Gameplay: 9 (if you're a fan of SRPG), 6/7 (if you're not)
This game is brilliant to all those already familiar with the SRPG genre of games, how ever the level of gameplay may be too steep for some beginners, but do not let this desuade you from getting this great game.
Superb example of remake gone well, bravo Square Enix!
I recommend this game to beginners and veterans alike.
Having loved Final Fantasy Tactics Advanced, I found this game to be a real let down. Whilst the general idea behind both games was similar, there were also a lot of changes - few of which were for the better.
First of all, introducting far too much plot to the game, particularly at the start. Don't get me wrong, I like story based games. But this just threw a lengthy history at me before I could even get into the combat. On a handheld I like being able to pick up an play a game for 20 minutes on a bus - this game demands commitment.
The battle system also features several annoyances. Like many PSP games, FFT:TWotL (what an accronym, eh?) felt the need to use 3d graphics, despite the fact that it end up looking worse overall than the stylised 2d sprites of its predecessor. More than just looking worse, this actually impedes gameplay, with constant shifting of the camera required to try and find where all your characters and their opponents are.

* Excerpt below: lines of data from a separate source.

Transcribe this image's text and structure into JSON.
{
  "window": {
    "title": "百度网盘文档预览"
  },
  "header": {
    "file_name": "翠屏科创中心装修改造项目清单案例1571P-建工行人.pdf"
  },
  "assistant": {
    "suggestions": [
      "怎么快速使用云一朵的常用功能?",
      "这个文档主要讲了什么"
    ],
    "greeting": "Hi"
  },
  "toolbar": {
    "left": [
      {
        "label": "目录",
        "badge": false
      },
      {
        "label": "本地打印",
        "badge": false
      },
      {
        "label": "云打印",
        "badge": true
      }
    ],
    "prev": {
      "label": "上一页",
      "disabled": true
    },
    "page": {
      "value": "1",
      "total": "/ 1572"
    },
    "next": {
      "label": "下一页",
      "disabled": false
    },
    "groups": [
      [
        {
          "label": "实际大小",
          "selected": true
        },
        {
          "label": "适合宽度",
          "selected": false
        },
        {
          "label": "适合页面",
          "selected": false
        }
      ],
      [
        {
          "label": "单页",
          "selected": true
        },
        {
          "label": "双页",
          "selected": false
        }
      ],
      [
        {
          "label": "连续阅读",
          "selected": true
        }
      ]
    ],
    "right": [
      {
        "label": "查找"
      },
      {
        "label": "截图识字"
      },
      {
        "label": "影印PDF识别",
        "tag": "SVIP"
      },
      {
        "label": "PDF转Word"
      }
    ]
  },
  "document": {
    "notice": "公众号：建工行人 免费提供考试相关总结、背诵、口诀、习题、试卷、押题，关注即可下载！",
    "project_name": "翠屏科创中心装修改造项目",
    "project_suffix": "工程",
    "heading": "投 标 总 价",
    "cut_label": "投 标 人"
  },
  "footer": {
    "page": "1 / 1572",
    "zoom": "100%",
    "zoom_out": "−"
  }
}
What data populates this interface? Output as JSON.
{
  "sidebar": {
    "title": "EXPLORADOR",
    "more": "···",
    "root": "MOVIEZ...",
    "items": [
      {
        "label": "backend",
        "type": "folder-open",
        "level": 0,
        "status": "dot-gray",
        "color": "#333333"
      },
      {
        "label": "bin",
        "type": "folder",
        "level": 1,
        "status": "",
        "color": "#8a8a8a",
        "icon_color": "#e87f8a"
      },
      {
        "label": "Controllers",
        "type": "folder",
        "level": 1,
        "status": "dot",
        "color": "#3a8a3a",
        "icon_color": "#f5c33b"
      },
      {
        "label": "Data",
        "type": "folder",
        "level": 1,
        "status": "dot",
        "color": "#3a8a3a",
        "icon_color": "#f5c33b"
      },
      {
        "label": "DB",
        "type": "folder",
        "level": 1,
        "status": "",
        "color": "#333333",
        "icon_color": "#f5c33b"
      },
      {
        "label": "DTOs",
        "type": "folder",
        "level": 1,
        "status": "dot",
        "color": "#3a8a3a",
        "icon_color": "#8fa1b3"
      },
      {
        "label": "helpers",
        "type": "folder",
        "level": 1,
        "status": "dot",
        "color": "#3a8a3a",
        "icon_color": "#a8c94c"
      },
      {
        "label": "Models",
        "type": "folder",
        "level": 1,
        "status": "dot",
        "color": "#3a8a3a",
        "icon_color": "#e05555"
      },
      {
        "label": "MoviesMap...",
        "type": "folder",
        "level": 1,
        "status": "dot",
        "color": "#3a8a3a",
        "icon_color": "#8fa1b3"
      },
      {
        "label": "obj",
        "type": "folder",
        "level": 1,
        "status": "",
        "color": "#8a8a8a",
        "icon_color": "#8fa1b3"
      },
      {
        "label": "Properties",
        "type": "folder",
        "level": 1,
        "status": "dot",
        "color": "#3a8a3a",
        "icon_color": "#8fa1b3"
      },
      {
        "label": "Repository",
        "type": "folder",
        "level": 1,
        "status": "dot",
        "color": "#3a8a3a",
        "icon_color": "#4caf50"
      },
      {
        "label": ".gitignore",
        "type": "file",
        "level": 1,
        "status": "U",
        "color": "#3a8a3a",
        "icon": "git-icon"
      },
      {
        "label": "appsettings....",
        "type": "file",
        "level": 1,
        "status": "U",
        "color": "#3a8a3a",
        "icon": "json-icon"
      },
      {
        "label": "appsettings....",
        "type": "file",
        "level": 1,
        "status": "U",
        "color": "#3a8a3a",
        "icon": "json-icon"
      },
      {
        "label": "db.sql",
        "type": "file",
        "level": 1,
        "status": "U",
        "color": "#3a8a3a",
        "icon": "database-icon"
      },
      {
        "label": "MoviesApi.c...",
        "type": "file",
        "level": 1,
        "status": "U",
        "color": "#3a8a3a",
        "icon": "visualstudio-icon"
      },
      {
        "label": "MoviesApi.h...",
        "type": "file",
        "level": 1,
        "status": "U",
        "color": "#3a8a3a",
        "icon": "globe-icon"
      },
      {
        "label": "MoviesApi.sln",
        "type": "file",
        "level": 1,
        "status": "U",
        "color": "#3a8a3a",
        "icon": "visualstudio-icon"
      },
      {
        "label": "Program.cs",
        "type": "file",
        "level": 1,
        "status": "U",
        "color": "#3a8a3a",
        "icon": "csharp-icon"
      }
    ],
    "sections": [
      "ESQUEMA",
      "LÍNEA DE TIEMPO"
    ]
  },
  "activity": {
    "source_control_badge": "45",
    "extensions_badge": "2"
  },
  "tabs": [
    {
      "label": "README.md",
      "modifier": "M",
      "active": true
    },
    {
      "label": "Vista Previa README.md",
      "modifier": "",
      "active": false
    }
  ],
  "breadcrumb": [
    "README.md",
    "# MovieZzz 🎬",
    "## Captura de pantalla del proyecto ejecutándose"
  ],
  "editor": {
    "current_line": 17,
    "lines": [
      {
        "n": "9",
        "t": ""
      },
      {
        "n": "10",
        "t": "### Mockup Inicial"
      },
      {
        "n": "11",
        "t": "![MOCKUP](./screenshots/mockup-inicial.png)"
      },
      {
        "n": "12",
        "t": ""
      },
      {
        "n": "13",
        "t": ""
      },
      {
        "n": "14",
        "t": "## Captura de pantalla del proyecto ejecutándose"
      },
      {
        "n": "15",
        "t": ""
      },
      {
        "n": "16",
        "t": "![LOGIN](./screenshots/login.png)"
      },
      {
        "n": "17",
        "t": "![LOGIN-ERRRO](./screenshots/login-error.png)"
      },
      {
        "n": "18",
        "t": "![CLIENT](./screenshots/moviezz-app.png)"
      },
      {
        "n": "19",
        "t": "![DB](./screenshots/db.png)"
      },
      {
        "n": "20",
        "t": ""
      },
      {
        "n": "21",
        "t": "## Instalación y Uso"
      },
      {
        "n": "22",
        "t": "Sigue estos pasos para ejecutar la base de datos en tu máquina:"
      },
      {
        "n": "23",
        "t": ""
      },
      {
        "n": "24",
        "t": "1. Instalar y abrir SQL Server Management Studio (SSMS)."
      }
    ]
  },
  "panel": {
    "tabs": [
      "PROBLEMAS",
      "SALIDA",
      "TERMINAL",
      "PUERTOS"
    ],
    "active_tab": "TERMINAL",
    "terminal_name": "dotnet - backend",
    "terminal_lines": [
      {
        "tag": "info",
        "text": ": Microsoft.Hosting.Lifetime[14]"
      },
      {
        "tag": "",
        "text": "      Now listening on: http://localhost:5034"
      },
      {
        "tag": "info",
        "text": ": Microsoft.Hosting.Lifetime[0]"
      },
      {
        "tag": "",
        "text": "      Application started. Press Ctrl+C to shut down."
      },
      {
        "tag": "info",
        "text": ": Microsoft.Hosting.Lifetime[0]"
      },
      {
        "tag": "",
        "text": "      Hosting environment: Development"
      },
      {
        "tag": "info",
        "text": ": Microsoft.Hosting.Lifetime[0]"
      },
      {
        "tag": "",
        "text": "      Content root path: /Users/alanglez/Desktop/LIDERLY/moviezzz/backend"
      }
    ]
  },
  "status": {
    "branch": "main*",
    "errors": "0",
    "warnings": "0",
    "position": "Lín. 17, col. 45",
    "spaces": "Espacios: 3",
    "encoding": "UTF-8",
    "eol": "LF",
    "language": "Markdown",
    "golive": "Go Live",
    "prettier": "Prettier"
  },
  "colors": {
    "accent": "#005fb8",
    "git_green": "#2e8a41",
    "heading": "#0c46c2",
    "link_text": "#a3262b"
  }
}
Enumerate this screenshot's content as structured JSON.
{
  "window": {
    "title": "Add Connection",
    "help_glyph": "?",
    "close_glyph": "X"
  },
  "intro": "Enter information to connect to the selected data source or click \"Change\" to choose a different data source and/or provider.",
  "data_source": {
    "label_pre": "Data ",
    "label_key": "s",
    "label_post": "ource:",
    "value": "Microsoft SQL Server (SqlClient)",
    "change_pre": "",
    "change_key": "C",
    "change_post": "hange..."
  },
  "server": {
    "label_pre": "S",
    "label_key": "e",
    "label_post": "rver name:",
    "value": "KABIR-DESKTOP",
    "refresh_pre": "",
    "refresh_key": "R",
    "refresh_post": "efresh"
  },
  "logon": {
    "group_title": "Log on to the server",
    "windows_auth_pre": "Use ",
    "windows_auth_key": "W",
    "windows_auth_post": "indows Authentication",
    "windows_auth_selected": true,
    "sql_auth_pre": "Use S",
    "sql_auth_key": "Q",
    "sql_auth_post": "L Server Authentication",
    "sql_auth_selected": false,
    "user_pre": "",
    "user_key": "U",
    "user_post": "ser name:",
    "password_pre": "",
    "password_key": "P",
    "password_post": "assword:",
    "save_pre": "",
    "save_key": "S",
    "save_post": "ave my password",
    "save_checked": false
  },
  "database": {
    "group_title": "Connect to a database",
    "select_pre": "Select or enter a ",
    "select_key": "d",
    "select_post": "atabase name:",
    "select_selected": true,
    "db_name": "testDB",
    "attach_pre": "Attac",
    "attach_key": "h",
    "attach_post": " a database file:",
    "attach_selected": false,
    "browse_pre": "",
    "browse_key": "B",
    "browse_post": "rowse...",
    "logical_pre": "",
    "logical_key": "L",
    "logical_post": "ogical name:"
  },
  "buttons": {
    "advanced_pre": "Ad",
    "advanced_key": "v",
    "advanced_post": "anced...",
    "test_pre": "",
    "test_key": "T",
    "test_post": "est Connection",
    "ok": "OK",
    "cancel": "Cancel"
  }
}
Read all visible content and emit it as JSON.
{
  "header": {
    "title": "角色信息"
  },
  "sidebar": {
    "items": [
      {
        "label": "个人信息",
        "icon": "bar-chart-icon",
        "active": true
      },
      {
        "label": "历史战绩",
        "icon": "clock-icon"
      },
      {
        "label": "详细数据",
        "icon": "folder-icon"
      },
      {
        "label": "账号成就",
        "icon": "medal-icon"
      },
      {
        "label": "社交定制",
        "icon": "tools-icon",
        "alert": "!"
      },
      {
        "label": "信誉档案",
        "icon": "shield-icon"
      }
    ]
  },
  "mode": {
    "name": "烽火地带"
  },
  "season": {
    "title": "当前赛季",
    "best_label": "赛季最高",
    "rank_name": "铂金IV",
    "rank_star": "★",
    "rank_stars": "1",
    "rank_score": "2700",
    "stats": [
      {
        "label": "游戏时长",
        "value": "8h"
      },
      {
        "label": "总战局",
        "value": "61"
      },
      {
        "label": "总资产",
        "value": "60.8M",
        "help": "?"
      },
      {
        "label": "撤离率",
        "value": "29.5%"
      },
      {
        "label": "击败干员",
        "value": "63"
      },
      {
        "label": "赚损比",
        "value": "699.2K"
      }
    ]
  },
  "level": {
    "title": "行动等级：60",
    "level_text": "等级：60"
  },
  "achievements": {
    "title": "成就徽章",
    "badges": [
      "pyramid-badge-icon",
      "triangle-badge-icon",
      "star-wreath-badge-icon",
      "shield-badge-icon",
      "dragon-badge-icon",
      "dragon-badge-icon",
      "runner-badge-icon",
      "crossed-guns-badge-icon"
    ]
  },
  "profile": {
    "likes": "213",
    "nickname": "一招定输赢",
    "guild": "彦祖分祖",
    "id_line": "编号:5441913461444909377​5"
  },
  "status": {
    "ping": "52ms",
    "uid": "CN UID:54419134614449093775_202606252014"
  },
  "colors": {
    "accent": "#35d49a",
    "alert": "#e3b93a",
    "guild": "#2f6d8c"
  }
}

The magic system has now been altered so that spells aren't cast instantly - they go off at the end of the turn. This gives a huge disadvantage to using magic classes, which are far less necessary than previously anyway, though I suppose it adds some challenge and diversity to the game.
As for the job levelling system, things have changed there too. Now skills are learned by spending job points earned in battle rather than using particular weapons. Really, I don't suppose this change makes much difference either way - it just makes it easier to control your characters' growth at the start of the game.
Overall, FFT:TWotL isn't a BAD game as such, it's just a let down after FFTA for the Gameboy Advanced. A lot of the changes seem unnecessary or make things worse, but the game is still playable.